### Aim of the task
Pictures are to be omitted, and every entry below is to be restated exactly.
Data listing Block Start
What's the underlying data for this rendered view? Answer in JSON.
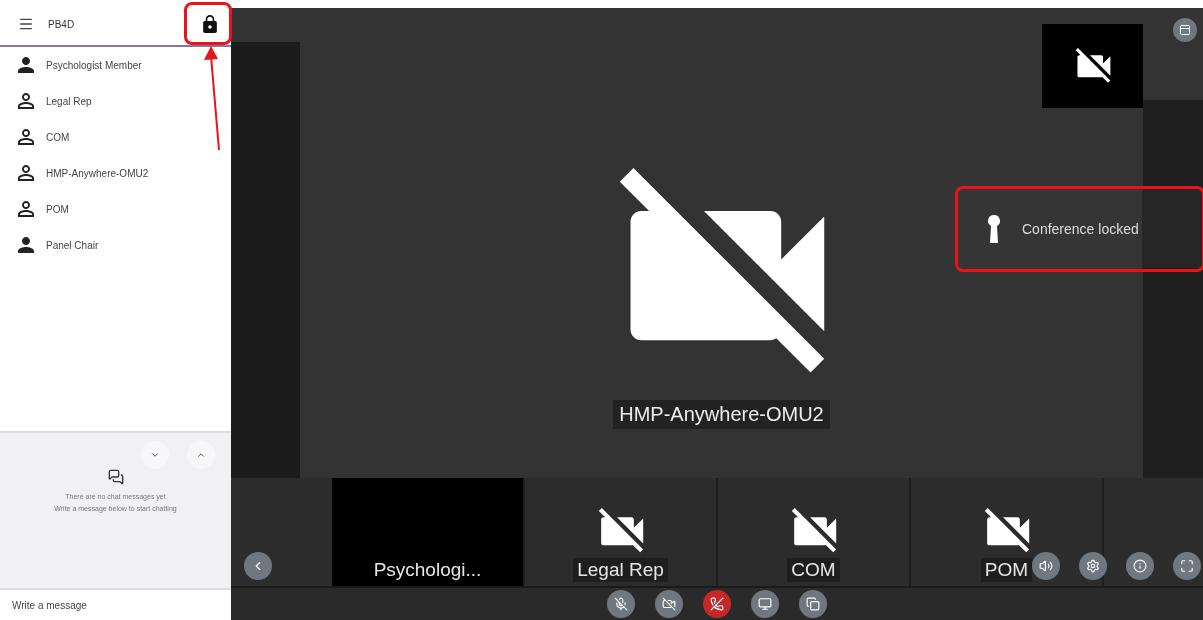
{
  "sidebar": {
    "conference_name": "PB4D",
    "locked": true,
    "participants": [
      {
        "name": "Psychologist Member",
        "kind": "filled"
      },
      {
        "name": "Legal Rep",
        "kind": "outline"
      },
      {
        "name": "COM",
        "kind": "outline"
      },
      {
        "name": "HMP-Anywhere-OMU2",
        "kind": "outline"
      },
      {
        "name": "POM",
        "kind": "outline"
      },
      {
        "name": "Panel Chair",
        "kind": "filled"
      }
    ],
    "chat": {
      "empty_title": "There are no chat messages yet",
      "empty_hint": "Write a message below to start chatting",
      "input": {
        "placeholder": "Write a message"
      }
    }
  },
  "stage": {
    "main_speaker": {
      "name": "HMP-Anywhere-OMU2",
      "camera_off": true
    },
    "self_view": {
      "camera_off": true
    },
    "toast": {
      "text": "Conference locked"
    },
    "thumbnails": [
      {
        "name": "Psychologi...",
        "camera_off": false
      },
      {
        "name": "Legal Rep",
        "camera_off": true
      },
      {
        "name": "COM",
        "camera_off": true
      },
      {
        "name": "POM",
        "camera_off": true
      }
    ]
  }
}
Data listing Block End
### Your solution
What's the underlying data for this rendered view? Answer in JSON.
{
  "sidebar": {
    "conference_name": "PB4D",
    "locked": true,
    "participants": [
      {
        "name": "Psychologist Member",
        "kind": "filled"
      },
      {
        "name": "Legal Rep",
        "kind": "outline"
      },
      {
        "name": "COM",
        "kind": "outline"
      },
      {
        "name": "HMP-Anywhere-OMU2",
        "kind": "outline"
      },
      {
        "name": "POM",
        "kind": "outline"
      },
      {
        "name": "Panel Chair",
        "kind": "filled"
      }
    ],
    "chat": {
      "empty_title": "There are no chat messages yet",
      "empty_hint": "Write a message below to start chatting",
      "input": {
        "placeholder": "Write a message"
      }
    }
  },
  "stage": {
    "main_speaker": {
      "name": "HMP-Anywhere-OMU2",
      "camera_off": true
    },
    "self_view": {
      "camera_off": true
    },
    "toast": {
      "text": "Conference locked"
    },
    "thumbnails": [
      {
        "name": "Psychologi...",
        "camera_off": false
      },
      {
        "name": "Legal Rep",
        "camera_off": true
      },
      {
        "name": "COM",
        "camera_off": true
      },
      {
        "name": "POM",
        "camera_off": true
      }
    ]
  }
}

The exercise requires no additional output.